Stored entries

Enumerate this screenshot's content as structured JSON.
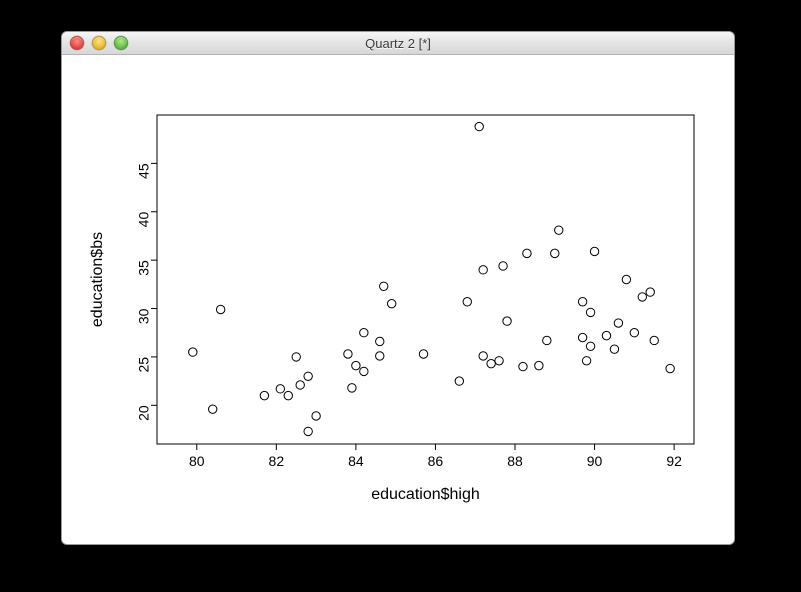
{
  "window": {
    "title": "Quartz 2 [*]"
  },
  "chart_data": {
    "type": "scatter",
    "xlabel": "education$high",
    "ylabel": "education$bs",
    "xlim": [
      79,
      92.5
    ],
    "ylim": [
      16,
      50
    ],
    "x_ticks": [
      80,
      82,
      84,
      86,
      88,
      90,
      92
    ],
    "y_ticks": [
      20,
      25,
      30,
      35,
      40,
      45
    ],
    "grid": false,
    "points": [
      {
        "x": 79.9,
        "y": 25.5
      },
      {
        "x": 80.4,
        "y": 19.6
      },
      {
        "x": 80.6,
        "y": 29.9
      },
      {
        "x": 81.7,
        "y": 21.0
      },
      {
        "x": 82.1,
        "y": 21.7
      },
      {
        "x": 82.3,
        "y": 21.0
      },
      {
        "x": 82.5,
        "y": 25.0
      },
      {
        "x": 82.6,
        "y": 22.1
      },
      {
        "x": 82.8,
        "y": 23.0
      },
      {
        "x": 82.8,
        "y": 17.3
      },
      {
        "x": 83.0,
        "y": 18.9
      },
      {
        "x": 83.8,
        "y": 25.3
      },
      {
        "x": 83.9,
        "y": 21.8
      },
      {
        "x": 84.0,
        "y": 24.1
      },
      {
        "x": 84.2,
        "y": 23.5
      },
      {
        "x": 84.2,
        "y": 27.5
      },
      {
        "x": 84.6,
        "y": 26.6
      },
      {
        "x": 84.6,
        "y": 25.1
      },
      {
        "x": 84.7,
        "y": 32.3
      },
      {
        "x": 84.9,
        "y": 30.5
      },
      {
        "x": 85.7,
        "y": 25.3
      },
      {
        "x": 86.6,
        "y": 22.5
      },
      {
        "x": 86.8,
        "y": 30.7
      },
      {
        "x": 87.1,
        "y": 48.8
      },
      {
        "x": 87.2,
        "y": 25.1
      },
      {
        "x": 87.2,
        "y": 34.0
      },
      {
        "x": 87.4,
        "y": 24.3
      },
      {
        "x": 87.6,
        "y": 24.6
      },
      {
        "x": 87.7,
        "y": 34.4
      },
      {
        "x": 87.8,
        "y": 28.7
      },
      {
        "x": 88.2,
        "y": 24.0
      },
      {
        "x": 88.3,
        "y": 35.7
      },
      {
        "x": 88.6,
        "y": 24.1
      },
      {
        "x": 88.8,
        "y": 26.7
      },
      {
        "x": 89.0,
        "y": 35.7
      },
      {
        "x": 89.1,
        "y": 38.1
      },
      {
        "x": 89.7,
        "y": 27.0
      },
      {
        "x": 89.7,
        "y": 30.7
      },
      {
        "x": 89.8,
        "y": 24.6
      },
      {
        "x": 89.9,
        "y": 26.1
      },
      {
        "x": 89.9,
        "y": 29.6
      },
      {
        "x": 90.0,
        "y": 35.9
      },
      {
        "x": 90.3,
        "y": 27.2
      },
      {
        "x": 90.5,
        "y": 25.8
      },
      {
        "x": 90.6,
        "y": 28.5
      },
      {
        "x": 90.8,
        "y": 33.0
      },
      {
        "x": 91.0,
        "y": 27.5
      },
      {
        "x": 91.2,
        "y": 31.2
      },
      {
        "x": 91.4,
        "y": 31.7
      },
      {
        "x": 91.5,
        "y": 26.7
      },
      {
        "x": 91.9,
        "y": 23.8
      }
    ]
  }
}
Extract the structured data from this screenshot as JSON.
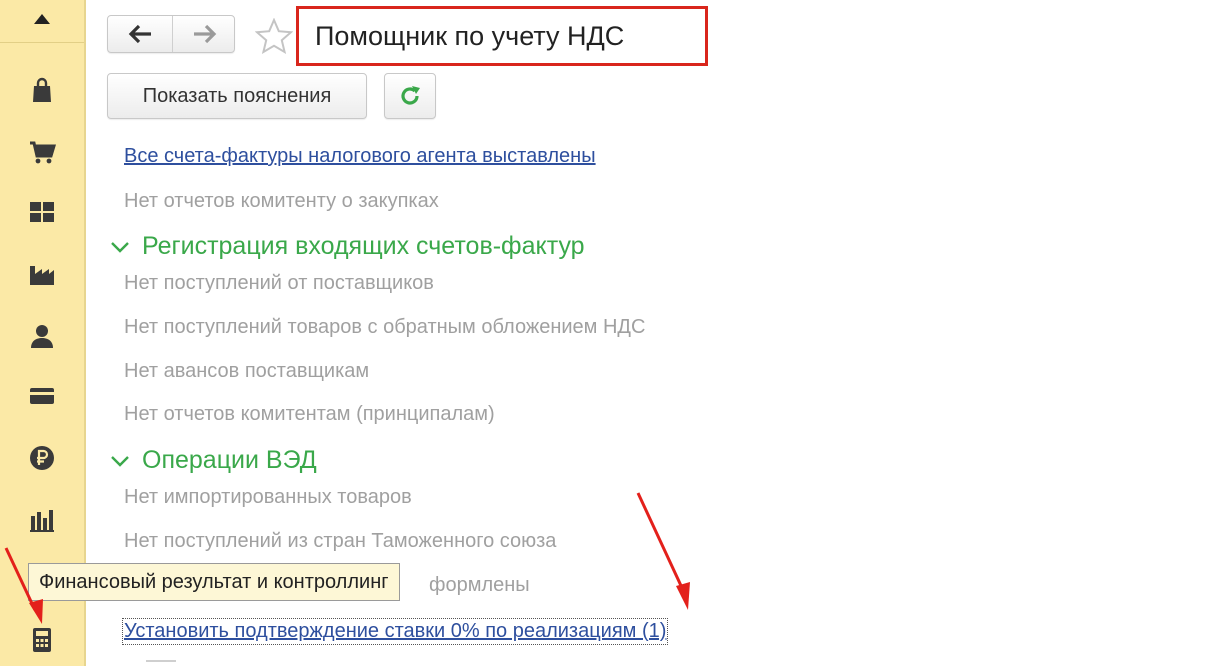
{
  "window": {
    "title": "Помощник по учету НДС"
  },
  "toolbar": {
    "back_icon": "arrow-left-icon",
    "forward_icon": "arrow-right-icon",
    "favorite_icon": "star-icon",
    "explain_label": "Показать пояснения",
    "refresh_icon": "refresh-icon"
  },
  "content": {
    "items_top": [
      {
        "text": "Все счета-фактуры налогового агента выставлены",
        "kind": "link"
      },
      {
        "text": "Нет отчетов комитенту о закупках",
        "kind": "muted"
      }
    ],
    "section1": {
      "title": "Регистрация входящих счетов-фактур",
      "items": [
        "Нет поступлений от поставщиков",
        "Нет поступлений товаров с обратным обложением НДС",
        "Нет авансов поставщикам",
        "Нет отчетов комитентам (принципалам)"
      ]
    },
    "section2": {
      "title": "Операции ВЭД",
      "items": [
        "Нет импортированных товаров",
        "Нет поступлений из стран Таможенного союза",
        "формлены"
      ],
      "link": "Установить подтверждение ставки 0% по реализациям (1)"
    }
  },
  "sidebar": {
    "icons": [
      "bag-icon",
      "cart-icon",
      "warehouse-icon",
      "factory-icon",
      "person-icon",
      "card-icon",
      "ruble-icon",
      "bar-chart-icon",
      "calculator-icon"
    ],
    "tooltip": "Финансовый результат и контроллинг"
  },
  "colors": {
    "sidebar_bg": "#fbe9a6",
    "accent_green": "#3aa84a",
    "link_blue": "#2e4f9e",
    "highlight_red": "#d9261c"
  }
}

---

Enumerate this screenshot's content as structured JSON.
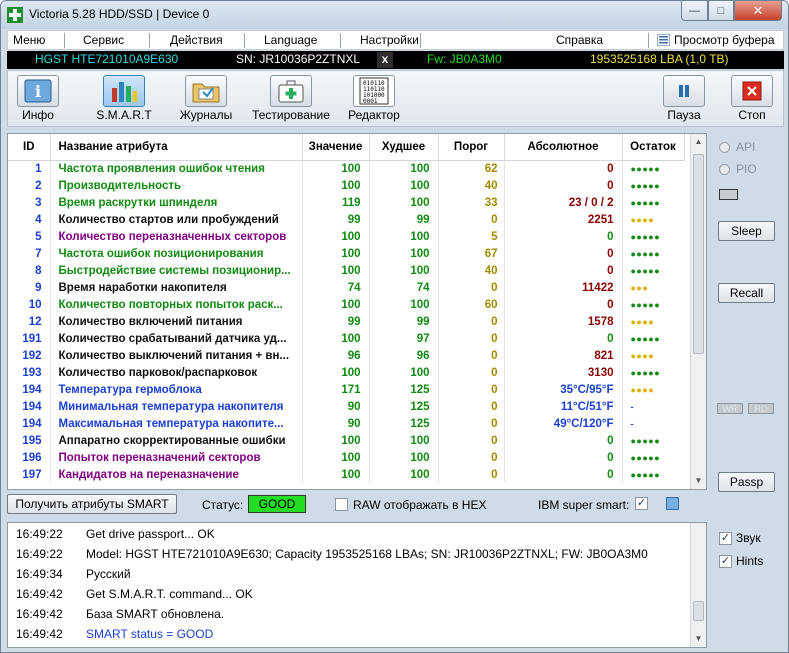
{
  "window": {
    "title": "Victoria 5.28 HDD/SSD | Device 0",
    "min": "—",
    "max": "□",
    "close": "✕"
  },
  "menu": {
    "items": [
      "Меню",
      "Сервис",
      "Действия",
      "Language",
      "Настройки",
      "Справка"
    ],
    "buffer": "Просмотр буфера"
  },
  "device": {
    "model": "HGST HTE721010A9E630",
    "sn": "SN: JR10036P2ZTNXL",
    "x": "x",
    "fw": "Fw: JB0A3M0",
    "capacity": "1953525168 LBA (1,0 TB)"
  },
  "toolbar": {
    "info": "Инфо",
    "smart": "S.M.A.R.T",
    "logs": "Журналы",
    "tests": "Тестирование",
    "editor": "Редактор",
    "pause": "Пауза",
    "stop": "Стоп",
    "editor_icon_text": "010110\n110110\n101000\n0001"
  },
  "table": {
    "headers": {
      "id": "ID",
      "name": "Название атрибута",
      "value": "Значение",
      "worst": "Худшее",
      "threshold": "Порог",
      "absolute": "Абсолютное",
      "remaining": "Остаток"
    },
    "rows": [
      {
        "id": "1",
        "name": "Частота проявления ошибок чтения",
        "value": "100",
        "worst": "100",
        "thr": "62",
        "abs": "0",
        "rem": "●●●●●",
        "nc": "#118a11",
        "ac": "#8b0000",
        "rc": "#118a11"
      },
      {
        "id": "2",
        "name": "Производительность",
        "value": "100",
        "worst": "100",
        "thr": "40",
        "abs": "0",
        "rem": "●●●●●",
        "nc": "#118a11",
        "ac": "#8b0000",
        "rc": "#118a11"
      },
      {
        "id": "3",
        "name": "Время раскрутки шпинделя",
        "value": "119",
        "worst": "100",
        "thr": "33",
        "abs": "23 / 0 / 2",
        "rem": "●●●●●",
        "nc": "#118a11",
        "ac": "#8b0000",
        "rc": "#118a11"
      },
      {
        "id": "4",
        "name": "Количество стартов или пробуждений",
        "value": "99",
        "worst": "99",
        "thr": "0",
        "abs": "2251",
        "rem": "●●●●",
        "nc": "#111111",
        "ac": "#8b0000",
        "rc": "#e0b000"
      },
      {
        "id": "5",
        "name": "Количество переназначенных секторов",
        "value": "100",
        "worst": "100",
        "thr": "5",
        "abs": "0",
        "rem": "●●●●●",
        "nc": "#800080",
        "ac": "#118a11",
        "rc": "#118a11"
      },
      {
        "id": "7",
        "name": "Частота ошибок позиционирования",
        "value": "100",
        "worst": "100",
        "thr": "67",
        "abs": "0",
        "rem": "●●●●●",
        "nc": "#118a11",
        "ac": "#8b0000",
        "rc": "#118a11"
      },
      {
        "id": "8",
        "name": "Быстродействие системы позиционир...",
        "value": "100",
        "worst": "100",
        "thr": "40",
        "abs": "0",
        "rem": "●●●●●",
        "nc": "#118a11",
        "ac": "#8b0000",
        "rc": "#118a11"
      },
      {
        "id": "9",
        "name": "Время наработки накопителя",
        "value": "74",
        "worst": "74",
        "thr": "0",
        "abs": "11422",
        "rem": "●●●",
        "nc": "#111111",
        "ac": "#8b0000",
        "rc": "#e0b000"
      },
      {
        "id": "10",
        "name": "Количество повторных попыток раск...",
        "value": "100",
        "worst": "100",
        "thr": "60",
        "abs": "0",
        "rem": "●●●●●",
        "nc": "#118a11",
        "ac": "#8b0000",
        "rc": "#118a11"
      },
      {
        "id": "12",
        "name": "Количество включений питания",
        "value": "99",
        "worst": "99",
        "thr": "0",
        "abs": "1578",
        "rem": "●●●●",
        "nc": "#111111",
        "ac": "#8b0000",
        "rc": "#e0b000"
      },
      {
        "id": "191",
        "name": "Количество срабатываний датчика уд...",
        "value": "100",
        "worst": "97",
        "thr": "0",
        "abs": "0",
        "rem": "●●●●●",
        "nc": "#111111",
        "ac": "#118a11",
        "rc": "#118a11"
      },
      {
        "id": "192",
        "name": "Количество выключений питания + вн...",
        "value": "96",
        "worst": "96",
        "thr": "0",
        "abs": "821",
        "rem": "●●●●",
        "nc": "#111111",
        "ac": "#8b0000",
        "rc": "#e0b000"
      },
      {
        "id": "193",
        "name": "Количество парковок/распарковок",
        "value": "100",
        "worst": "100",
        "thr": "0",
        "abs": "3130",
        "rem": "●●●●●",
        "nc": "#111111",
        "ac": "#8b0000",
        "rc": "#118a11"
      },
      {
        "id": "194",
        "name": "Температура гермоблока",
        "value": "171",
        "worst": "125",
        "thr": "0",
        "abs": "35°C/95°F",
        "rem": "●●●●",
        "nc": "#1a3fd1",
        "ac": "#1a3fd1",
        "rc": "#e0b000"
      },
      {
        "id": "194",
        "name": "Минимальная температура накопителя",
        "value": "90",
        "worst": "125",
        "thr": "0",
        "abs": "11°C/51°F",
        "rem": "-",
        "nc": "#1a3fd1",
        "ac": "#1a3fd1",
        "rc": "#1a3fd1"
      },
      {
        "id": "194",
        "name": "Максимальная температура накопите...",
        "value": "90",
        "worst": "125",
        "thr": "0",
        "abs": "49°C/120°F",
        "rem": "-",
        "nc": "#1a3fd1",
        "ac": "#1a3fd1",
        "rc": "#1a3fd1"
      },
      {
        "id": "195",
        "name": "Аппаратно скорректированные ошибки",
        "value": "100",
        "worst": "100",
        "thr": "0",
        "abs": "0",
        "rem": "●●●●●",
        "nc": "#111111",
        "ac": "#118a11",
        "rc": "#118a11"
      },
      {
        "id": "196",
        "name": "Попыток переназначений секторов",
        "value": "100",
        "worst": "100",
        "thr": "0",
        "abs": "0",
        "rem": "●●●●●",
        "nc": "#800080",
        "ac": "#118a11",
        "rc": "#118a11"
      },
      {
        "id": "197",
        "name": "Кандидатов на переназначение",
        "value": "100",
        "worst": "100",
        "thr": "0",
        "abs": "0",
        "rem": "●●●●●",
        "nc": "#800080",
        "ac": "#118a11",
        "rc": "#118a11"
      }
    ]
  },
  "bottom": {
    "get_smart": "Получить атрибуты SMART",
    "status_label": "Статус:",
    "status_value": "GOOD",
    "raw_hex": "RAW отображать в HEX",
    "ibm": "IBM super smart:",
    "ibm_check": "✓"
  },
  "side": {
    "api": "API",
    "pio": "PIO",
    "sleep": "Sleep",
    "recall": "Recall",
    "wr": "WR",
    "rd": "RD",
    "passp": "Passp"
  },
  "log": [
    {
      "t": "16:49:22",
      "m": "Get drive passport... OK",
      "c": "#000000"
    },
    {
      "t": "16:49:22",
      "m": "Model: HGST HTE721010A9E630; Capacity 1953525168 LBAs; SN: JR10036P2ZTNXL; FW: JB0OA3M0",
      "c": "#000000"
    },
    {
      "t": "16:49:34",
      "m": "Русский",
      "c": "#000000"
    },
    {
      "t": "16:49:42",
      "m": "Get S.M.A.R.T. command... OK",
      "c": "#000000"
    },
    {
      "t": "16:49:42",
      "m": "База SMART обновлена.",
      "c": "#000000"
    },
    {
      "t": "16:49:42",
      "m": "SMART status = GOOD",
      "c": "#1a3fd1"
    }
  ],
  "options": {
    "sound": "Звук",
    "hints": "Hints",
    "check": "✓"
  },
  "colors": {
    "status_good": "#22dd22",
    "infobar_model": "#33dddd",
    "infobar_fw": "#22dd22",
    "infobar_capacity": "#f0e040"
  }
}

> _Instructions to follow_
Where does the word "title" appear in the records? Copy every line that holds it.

> _Response_
    "title": "Quartz 2 [*]"
    "title": "Помощник по учету НДС"
      "title": "Регистрация входящих счетов-фактур",
      "title": "Операции ВЭД",
    "title": "Victoria 5.28 HDD/SSD | Device 0",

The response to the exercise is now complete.